## TASK INSTRUCTIONS
Please repeat every entry that follows, keeping each one exactly the same.

*** PROVIDED RECORDS Section Begins ***

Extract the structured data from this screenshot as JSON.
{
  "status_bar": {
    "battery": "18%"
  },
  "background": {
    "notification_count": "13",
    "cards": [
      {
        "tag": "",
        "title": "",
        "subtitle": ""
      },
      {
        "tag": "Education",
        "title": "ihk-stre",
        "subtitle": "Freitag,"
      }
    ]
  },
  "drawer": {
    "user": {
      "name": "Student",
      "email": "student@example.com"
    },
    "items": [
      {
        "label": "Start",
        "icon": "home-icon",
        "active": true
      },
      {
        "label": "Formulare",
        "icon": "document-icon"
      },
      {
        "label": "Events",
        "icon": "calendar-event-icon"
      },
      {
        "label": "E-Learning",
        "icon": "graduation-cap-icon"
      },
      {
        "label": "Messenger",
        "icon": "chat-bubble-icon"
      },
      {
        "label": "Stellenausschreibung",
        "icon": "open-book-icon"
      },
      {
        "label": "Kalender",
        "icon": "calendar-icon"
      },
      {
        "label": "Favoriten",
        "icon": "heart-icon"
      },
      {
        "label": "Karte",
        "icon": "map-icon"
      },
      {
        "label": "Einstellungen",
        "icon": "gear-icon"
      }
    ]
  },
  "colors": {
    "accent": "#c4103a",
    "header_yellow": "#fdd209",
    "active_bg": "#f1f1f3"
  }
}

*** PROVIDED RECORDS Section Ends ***

## SOLUTION FOR THIS PROBLEM
Extract the structured data from this screenshot as JSON.
{
  "status_bar": {
    "battery": "18%"
  },
  "background": {
    "notification_count": "13",
    "cards": [
      {
        "tag": "",
        "title": "",
        "subtitle": ""
      },
      {
        "tag": "Education",
        "title": "ihk-stre",
        "subtitle": "Freitag,"
      }
    ]
  },
  "drawer": {
    "user": {
      "name": "Student",
      "email": "student@example.com"
    },
    "items": [
      {
        "label": "Start",
        "icon": "home-icon",
        "active": true
      },
      {
        "label": "Formulare",
        "icon": "document-icon"
      },
      {
        "label": "Events",
        "icon": "calendar-event-icon"
      },
      {
        "label": "E-Learning",
        "icon": "graduation-cap-icon"
      },
      {
        "label": "Messenger",
        "icon": "chat-bubble-icon"
      },
      {
        "label": "Stellenausschreibung",
        "icon": "open-book-icon"
      },
      {
        "label": "Kalender",
        "icon": "calendar-icon"
      },
      {
        "label": "Favoriten",
        "icon": "heart-icon"
      },
      {
        "label": "Karte",
        "icon": "map-icon"
      },
      {
        "label": "Einstellungen",
        "icon": "gear-icon"
      }
    ]
  },
  "colors": {
    "accent": "#c4103a",
    "header_yellow": "#fdd209",
    "active_bg": "#f1f1f3"
  }
}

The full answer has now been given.